Although there are a lot of issues (torture of political prisoners, complicity with dictators’ money-laundering, exile, sexualities), the book does not seem didactic in the least. Bong Bong has or develops some of the compassion for others, including those responsible for his own sufferings, of “Miss Lonelyhearts.”

The horrors swallow up Bong Bong far more quickly than those in Sri Lanka and Laos do the proto-gay boys in Funny Boy and A Thousand Wings. There is no graphic sex in any of these three books (for gay Asian American fiction in which there is not only longing for male love but male-male sex there is Sex, Longing, and Not Belonging; Flipping; Searching for the Key, all of which I have reviewed—and none of which have the destruction of civil society as their backdrop as Letters to Montgomery Clift, Funny Boy, and A Thousand Wings do).

Also see my (2007) review of Alumit’s second book, Talking to the Moon.

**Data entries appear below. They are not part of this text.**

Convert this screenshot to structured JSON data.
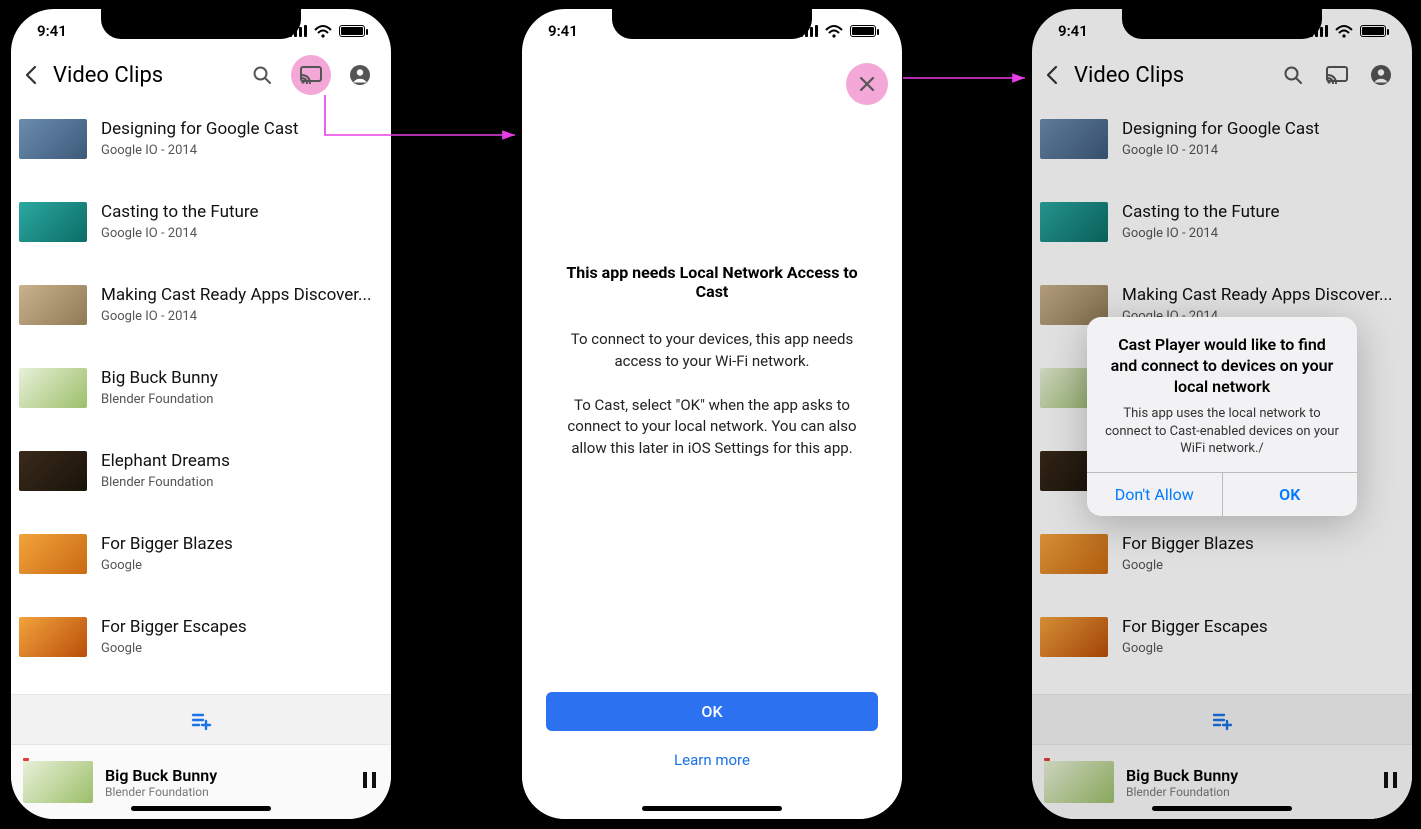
{
  "statusbar": {
    "time": "9:41"
  },
  "nav": {
    "title": "Video Clips"
  },
  "videos": [
    {
      "title": "Designing for Google Cast",
      "subtitle": "Google IO - 2014"
    },
    {
      "title": "Casting to the Future",
      "subtitle": "Google IO - 2014"
    },
    {
      "title": "Making Cast Ready Apps Discover...",
      "subtitle": "Google IO - 2014"
    },
    {
      "title": "Big Buck Bunny",
      "subtitle": "Blender Foundation"
    },
    {
      "title": "Elephant Dreams",
      "subtitle": "Blender Foundation"
    },
    {
      "title": "For Bigger Blazes",
      "subtitle": "Google"
    },
    {
      "title": "For Bigger Escapes",
      "subtitle": "Google"
    }
  ],
  "nowplaying": {
    "title": "Big Buck Bunny",
    "subtitle": "Blender Foundation"
  },
  "interstitial": {
    "heading": "This app needs Local Network Access to Cast",
    "p1": "To connect to your devices, this app needs access to your Wi-Fi network.",
    "p2": "To Cast, select \"OK\" when the app asks to connect to your local network. You can also allow this later in iOS Settings for this app.",
    "ok": "OK",
    "learn": "Learn more"
  },
  "alert": {
    "title": "Cast Player would like to find and connect to devices on your local network",
    "message": "This app uses the local network to connect to Cast-enabled devices on your WiFi network./",
    "dont": "Don't Allow",
    "ok": "OK"
  }
}
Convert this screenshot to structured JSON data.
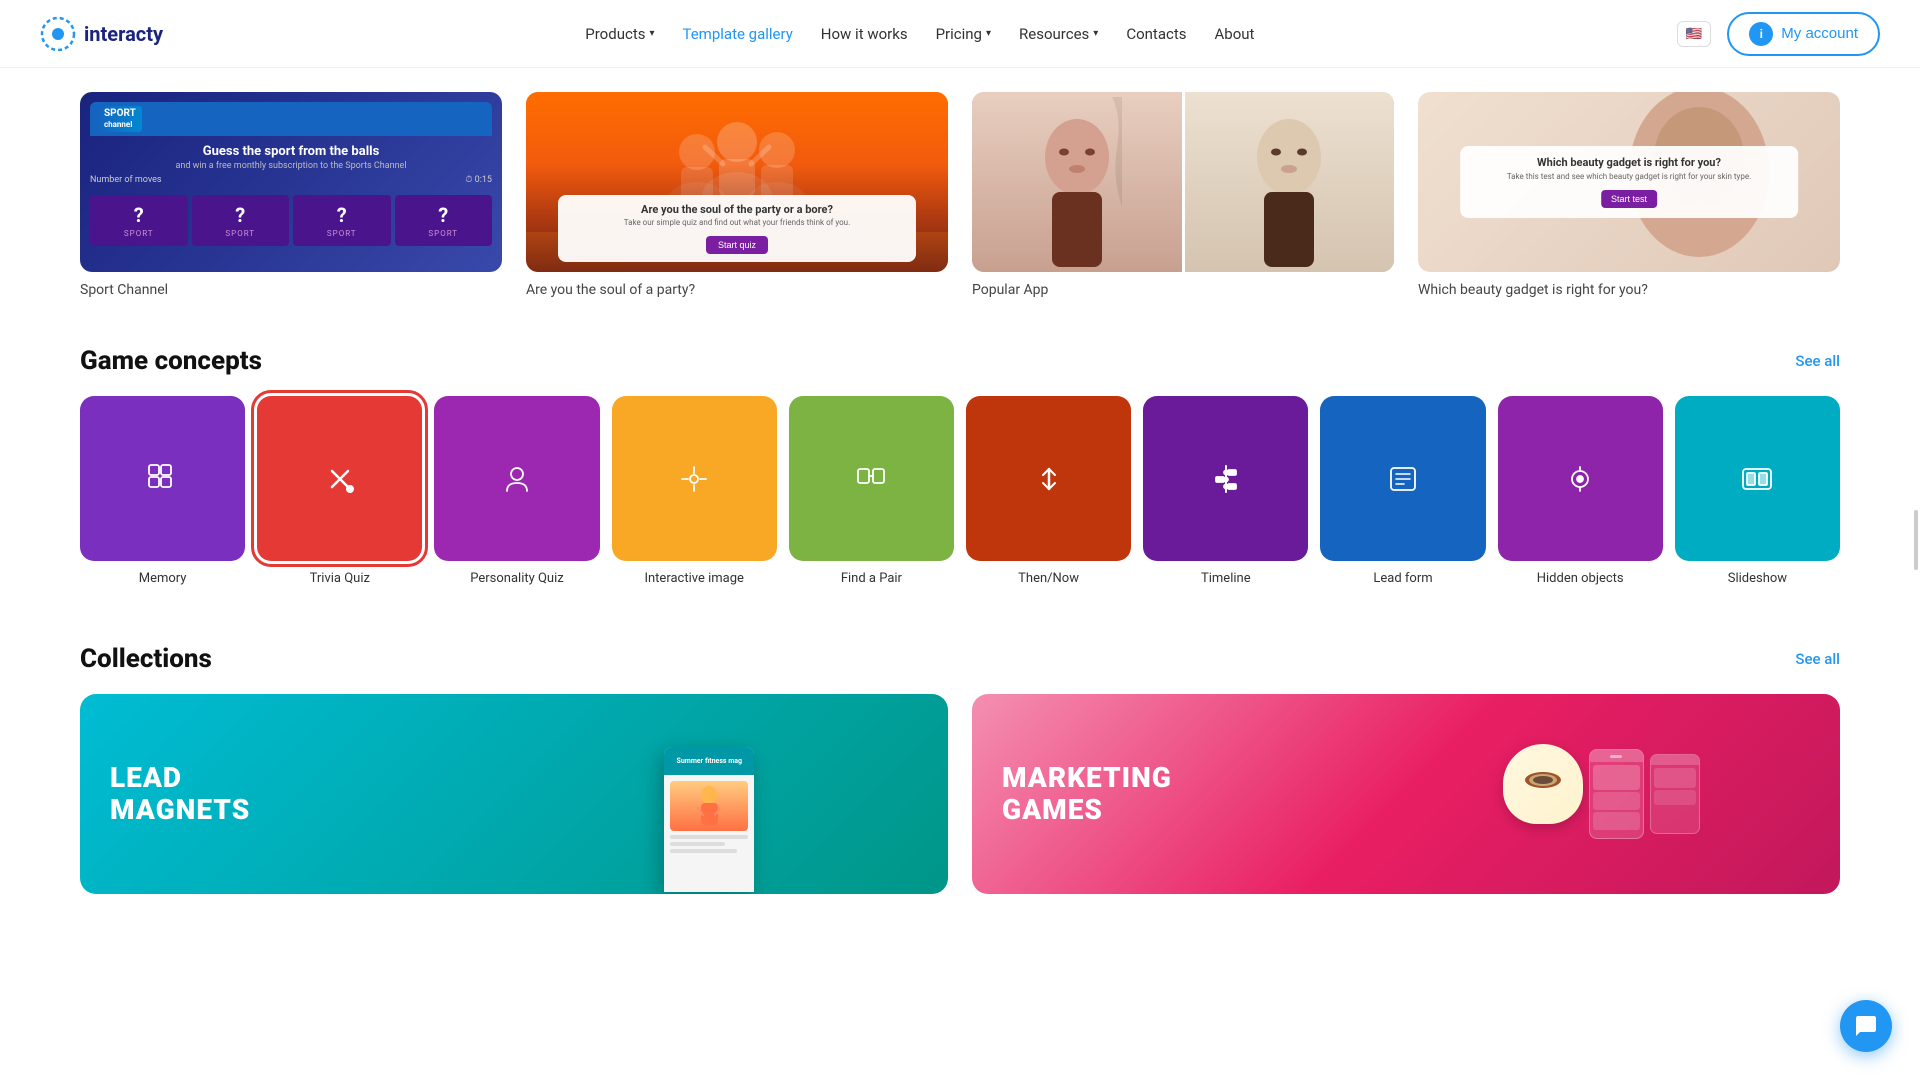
{
  "nav": {
    "logo_text": "interacty",
    "links": [
      {
        "label": "Products",
        "has_dropdown": true,
        "active": false
      },
      {
        "label": "Template gallery",
        "has_dropdown": false,
        "active": true
      },
      {
        "label": "How it works",
        "has_dropdown": false,
        "active": false
      },
      {
        "label": "Pricing",
        "has_dropdown": true,
        "active": false
      },
      {
        "label": "Resources",
        "has_dropdown": true,
        "active": false
      },
      {
        "label": "Contacts",
        "has_dropdown": false,
        "active": false
      },
      {
        "label": "About",
        "has_dropdown": false,
        "active": false
      }
    ],
    "my_account_label": "My account",
    "my_account_icon": "i"
  },
  "featured": [
    {
      "label": "Sport Channel",
      "type": "sport"
    },
    {
      "label": "Are you the soul of a party?",
      "type": "party"
    },
    {
      "label": "Popular App",
      "type": "popular"
    },
    {
      "label": "Which beauty gadget is right for you?",
      "type": "beauty"
    }
  ],
  "game_concepts": {
    "title": "Game concepts",
    "see_all": "See all",
    "items": [
      {
        "label": "Memory",
        "color": "#7b2fbe",
        "icon": "memory",
        "selected": false
      },
      {
        "label": "Trivia Quiz",
        "color": "#e53935",
        "icon": "trivia",
        "selected": true
      },
      {
        "label": "Personality Quiz",
        "color": "#9c27b0",
        "icon": "personality",
        "selected": false
      },
      {
        "label": "Interactive image",
        "color": "#f9a825",
        "icon": "interactive",
        "selected": false
      },
      {
        "label": "Find a Pair",
        "color": "#7cb342",
        "icon": "findpair",
        "selected": false
      },
      {
        "label": "Then/Now",
        "color": "#bf360c",
        "icon": "thennow",
        "selected": false
      },
      {
        "label": "Timeline",
        "color": "#6a1b9a",
        "icon": "timeline",
        "selected": false
      },
      {
        "label": "Lead form",
        "color": "#1565c0",
        "icon": "leadform",
        "selected": false
      },
      {
        "label": "Hidden objects",
        "color": "#8e24aa",
        "icon": "hidden",
        "selected": false
      },
      {
        "label": "Slideshow",
        "color": "#00acc1",
        "icon": "slideshow",
        "selected": false
      }
    ]
  },
  "collections": {
    "title": "Collections",
    "see_all": "See all",
    "items": [
      {
        "label": "LEAD\nMAGNETS",
        "type": "lead"
      },
      {
        "label": "MARKETING\nGAMES",
        "type": "marketing"
      }
    ]
  },
  "sport_card": {
    "channel": "SPORT",
    "channel_sub": "channel",
    "title": "Guess the sport from the balls",
    "subtitle": "and win a free monthly subscription to the Sports Channel",
    "moves_label": "Number of moves",
    "time": "0:15"
  },
  "party_card": {
    "question": "Are you the soul of the party or a bore?",
    "subtitle": "Take our simple quiz and find out what your friends think of you.",
    "button": "Start quiz"
  },
  "beauty_card": {
    "question": "Which beauty gadget is right for you?",
    "subtitle": "Take this test and see which beauty gadget is right for your skin type.",
    "button": "Start test"
  }
}
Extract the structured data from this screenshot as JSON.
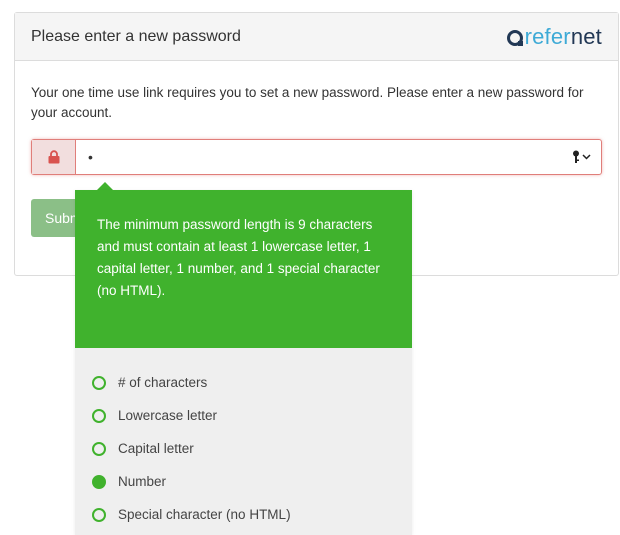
{
  "header": {
    "title": "Please enter a new password",
    "logo_part1": "refer",
    "logo_part2": "net"
  },
  "intro_text": "Your one time use link requires you to set a new password. Please enter a new password for your account.",
  "password_field": {
    "value": "•",
    "icon": "lock-icon",
    "toggle_icon": "key-icon"
  },
  "submit_button": {
    "label": "Submit"
  },
  "tooltip": {
    "message": "The minimum password length is 9 characters and must contain at least 1 lowercase letter, 1 capital letter, 1 number, and 1 special character (no HTML).",
    "requirements": [
      {
        "label": "# of characters",
        "met": false
      },
      {
        "label": "Lowercase letter",
        "met": false
      },
      {
        "label": "Capital letter",
        "met": false
      },
      {
        "label": "Number",
        "met": true
      },
      {
        "label": "Special character (no HTML)",
        "met": false
      }
    ]
  },
  "colors": {
    "success_green": "#40b22d",
    "error_border": "#e07e7a",
    "error_bg": "#f2dede",
    "lock_red": "#d9534f",
    "logo_blue": "#3eaad6",
    "logo_navy": "#223855",
    "submit_green": "#8bbf87"
  }
}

published by epinions, 24 July 2002
©2002, 2016, Stephen O. Murray


About The Author

Stephen O. Murray grew up in rural southern Minnesota, earned a B.A. from James Madison College (within Michigan State University), an M.A. from the University of Arizona, a Ph.D. from the University of Toronto (both in sociology), and was a postdoctoral fellow at Berkeley (in anthropology). He is the author of American Gay, Homosexualities, etc. and lives in San Francisco.